• _RECORDS SUPPLIED_

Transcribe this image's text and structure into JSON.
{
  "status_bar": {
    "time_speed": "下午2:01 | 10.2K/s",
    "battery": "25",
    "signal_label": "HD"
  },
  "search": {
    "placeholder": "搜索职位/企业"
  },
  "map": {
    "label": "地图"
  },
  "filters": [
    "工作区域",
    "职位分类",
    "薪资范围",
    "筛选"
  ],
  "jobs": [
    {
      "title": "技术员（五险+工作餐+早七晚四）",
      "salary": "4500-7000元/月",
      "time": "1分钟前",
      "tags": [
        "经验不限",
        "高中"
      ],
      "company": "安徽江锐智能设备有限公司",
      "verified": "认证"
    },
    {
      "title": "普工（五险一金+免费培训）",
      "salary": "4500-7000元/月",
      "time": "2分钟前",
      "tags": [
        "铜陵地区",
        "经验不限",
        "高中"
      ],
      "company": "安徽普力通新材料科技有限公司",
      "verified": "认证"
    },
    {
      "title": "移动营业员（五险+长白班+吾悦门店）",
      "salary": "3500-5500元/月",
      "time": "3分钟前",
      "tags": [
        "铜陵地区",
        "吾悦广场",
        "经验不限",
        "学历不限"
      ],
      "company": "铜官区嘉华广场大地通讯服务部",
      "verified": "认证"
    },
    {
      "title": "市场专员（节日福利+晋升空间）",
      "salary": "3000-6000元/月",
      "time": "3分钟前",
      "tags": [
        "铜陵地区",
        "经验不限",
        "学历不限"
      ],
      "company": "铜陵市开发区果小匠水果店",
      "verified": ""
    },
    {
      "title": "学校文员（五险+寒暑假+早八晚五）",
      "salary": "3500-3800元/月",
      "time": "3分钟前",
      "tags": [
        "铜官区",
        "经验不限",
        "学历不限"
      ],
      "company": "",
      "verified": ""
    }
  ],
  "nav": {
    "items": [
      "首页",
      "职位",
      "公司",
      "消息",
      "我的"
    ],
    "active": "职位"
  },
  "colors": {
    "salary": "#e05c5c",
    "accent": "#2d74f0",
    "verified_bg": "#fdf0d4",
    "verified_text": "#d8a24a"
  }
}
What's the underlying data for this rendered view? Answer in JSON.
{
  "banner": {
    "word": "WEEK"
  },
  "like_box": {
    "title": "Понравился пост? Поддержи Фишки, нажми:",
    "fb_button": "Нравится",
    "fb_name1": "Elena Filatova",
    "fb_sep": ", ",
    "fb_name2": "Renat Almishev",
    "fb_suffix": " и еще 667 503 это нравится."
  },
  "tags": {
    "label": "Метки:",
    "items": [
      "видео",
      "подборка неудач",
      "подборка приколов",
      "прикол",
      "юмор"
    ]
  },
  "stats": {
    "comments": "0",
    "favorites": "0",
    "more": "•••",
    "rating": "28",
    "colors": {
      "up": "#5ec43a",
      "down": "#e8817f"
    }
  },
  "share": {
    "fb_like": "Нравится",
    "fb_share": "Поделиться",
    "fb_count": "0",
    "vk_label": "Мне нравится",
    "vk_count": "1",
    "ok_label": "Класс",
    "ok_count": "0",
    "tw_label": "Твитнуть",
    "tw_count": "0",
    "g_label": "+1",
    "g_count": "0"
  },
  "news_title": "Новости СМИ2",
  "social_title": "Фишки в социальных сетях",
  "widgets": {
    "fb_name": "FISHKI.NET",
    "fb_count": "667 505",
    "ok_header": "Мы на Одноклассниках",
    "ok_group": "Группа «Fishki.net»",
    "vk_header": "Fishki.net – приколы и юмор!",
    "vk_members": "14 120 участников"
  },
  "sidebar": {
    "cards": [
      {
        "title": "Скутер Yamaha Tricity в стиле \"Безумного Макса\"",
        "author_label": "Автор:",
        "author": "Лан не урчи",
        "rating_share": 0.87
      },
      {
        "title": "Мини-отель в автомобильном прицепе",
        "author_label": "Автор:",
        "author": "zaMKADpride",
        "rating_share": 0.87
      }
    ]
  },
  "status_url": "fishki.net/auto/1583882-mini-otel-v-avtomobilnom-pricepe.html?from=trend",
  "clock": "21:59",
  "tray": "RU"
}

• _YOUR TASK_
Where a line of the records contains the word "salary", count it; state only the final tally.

• _PROBLEM SOLUTION_
6